(submitted by Dennis B. Horne)
Editorial Note: In the below article, President Smith defines the label “Mormonism” very much as President Russell M. Nelson has. These prophets are one in their views on this matter. President Smith also expounds in some detail on many facets of church practice and doctrine, including the future. Most of the material is as true and relevant today as it was a hundred and twenty years ago—there is great consistency in church teachings and practice. One effect of his message is to make one proud to be a faithful member of the Restored Church of Jesus Christ. The original article is titled, The “Mormonism” of Today:
(submitted by Dennis B. Horne)
Joseph F. Smith letter to Edith E. Smith, undated (but written later than 1901):
by Dennis B. Horne
According to Elder Quentin L. Cook, “President Russell M. Nelson has been a commissioned agent of the Lord especially with respect to revelations to” accomplish the following.

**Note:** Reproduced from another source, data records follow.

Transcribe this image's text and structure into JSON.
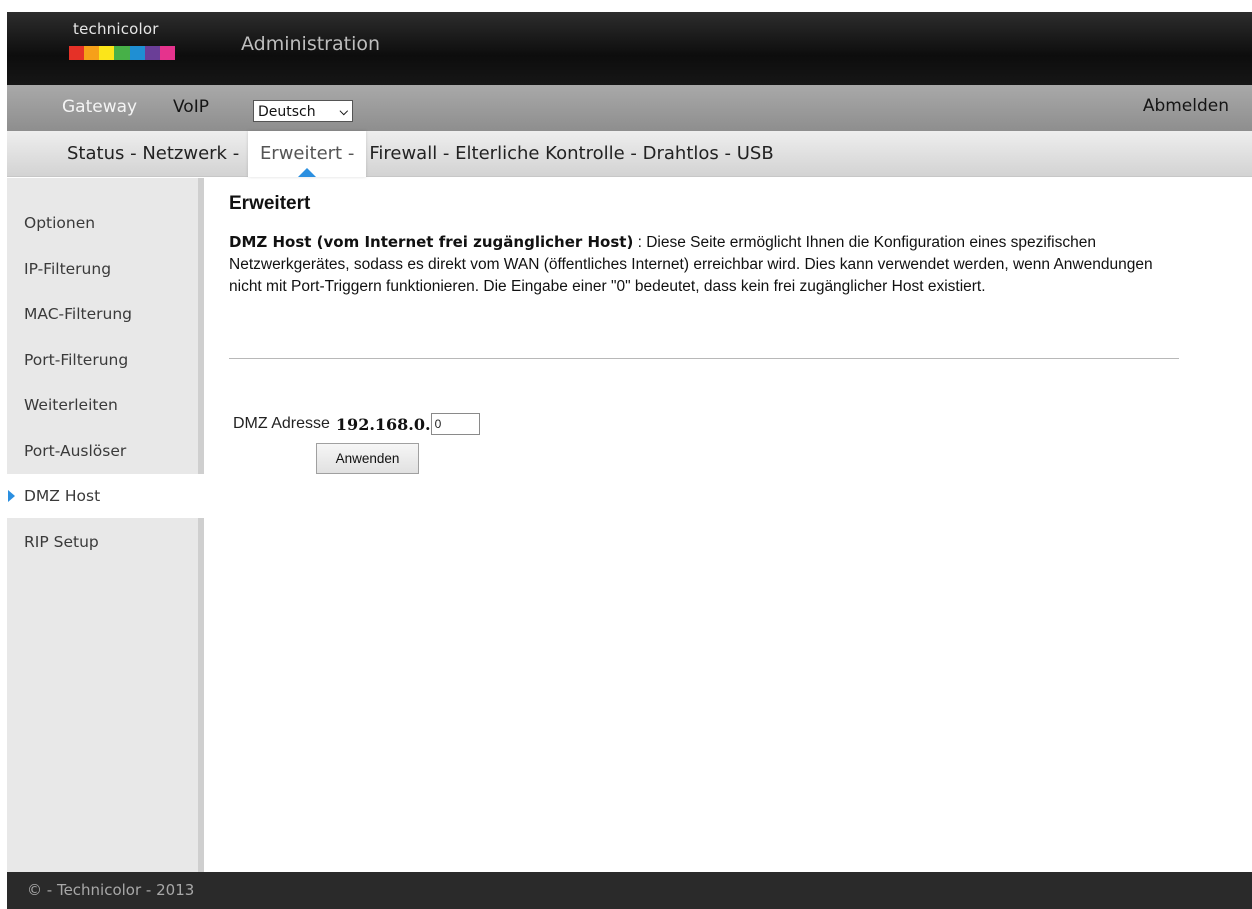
{
  "header": {
    "brand": "technicolor",
    "title": "Administration",
    "brand_colors": [
      "#e53127",
      "#f6a019",
      "#fbe51a",
      "#47b048",
      "#1f8fd3",
      "#6a3e97",
      "#e5338d"
    ]
  },
  "top_nav": {
    "gateway": "Gateway",
    "voip": "VoIP",
    "language": "Deutsch",
    "logout": "Abmelden"
  },
  "menu": {
    "items": [
      {
        "label": "Status -",
        "active": false
      },
      {
        "label": "Netzwerk -",
        "active": false
      },
      {
        "label": "Erweitert -",
        "active": true
      },
      {
        "label": "Firewall -",
        "active": false
      },
      {
        "label": "Elterliche Kontrolle -",
        "active": false
      },
      {
        "label": "Drahtlos -",
        "active": false
      },
      {
        "label": "USB",
        "active": false
      }
    ]
  },
  "sidebar": {
    "items": [
      {
        "label": "Optionen"
      },
      {
        "label": "IP-Filterung"
      },
      {
        "label": "MAC-Filterung"
      },
      {
        "label": "Port-Filterung"
      },
      {
        "label": "Weiterleiten"
      },
      {
        "label": "Port-Auslöser"
      },
      {
        "label": "DMZ Host",
        "active": true
      },
      {
        "label": "RIP Setup"
      }
    ]
  },
  "main": {
    "title": "Erweitert",
    "desc_bold": "DMZ Host (vom Internet frei zugänglicher Host)",
    "desc_text": "  :  Diese Seite ermöglicht Ihnen die Konfiguration eines spezifischen Netzwerkgerätes, sodass es direkt vom WAN (öffentliches Internet) erreichbar wird. Dies kann verwendet werden, wenn Anwendungen nicht mit Port-Triggern funktionieren. Die Eingabe einer \"0\" bedeutet, dass kein frei zugänglicher Host existiert.",
    "dmz_label": "DMZ Adresse",
    "dmz_prefix": "192.168.0.",
    "dmz_value": "0",
    "apply_label": "Anwenden"
  },
  "footer": {
    "text": "© - Technicolor - 2013"
  },
  "colors": {
    "accent": "#2b8fe0"
  }
}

Elder Cook categorized them thusly:
Further comments from Elder Cook about these and other prophetic revelations follow, as given in conference:
The below questions (in bold) were submitted to me for answer by Kurt Manwaring of the “From the Desk” website. This version of the interview, as given below, is considerably expanded from the version posted on his website, which eliminated much of the more sacred content he felt less-appropriate for his reading audience. Also, his final question with answer is found here, but not in the version there.
When President Gordon B. Hinckley spoke at Elder David B. Haight’s funeral, before relating a sacred spiritual experience he had shared with Elder Haight, President Hinckley said that he hoped he was not going beyond the bounds of propriety in sharing that precious experience. I have the same hope in sharing the material below—that I have not gone beyond the bounds of propriety in doing so. I take comfort in the counsel given by President Boyd K. Packer that more may be shared about deceased members and leaders than living ones. I do not wish to cast pearls before swine, nor give that which is holy unto the dogs, who turn again and rend. On the other hand, I do desire to build the faith of others, and keep certain precious matters from being largely lost to history. If no one knows about them they don’t do anybody any good. When studying the lives of faithful people, miracles and spiritual experiences naturally appear; “signs follow those who believe” as the scripture says.
While the below information is admittedly a little long, those who read till the end will be amply rewarded with minds and hearts edified and lifted concerning the things of the Spirit; they will feel to rejoice as I have and hopefully finish with stronger faith in Christ.
I think highly of and appreciate The Church of Jesus Christ of Latter-day Saints’ newsroom website, and also the Church’s Gospel Topic essays. These are fine and sound sources for accurate information about the Church, portions of its doctrine, and some little of its more controversial or oft-misunderstood history. However, despite the strong writing, vetting, and approvals they receive before posting, sometimes some rare error creeps in.
I suggest that one reason a few things are stated poorly (or wrongly) is because the authors explaining these varied topics are striving to diplomatically inform two very different audiences. On one hand, church members need accurate and faithful sources of information about the Church’s history and doctrine. On the other hand, non-Latter-day Saints, with little or no background or understanding of church history and doctrine, also need accurate and understandable sources of the same information. Satisfying both spectrums in one essay or a few topic paragraphs is so difficult that it is virtually impossible. Spiritually mature and faithful church members that study and love the scriptures can better understand the more advanced and difficult areas of church history and doctrine than can others (such as curious or critical sectarian Christians or atheist readers). This point is explained in President Boyd K. Packer’s superb book, The Holy Temple (25-26). Therein he wrote: